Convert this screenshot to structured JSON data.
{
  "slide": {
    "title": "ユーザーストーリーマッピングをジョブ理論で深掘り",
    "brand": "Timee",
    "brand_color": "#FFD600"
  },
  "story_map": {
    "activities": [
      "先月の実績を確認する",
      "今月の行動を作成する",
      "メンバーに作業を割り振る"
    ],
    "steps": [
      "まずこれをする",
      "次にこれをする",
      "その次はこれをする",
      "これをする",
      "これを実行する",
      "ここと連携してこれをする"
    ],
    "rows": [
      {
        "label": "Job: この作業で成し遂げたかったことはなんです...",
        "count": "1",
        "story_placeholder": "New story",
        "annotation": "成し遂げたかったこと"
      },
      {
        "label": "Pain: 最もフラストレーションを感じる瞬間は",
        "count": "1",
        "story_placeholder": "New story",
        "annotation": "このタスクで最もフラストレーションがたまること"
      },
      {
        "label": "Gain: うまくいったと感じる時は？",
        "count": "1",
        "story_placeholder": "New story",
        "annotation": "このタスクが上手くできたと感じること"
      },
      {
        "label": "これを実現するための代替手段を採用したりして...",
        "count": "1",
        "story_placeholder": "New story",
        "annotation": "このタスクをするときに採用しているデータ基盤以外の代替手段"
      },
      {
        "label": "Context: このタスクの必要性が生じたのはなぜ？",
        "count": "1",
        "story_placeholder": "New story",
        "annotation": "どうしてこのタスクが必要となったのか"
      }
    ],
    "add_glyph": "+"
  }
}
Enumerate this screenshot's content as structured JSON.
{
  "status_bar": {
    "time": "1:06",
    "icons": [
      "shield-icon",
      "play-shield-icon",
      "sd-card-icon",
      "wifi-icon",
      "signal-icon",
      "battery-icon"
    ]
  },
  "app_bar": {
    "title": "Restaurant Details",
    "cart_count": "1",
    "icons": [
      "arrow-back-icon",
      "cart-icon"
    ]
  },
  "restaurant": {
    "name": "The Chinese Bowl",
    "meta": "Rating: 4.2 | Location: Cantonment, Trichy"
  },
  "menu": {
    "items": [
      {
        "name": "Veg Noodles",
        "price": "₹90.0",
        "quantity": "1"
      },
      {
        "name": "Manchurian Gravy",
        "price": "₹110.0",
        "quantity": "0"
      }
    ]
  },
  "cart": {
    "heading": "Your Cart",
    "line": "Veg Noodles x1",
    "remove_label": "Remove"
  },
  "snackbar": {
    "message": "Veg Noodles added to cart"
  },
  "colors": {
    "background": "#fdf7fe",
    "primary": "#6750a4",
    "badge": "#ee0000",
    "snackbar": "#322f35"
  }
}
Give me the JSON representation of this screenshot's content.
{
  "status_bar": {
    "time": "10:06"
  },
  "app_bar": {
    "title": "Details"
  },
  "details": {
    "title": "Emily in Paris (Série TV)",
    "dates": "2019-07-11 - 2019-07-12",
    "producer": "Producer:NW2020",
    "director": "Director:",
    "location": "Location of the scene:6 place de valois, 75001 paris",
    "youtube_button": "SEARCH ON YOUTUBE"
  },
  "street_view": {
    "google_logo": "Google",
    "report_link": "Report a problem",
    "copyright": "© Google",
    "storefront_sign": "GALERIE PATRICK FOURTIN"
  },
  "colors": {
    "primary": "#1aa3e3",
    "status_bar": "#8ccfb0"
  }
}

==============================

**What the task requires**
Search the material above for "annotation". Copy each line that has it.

**Written answer**
        "annotation": "成し遂げたかったこと"
        "annotation": "このタスクで最もフラストレーションがたまること"
        "annotation": "このタスクが上手くできたと感じること"
        "annotation": "このタスクをするときに採用しているデータ基盤以外の代替手段"
        "annotation": "どうしてこのタスクが必要となったのか"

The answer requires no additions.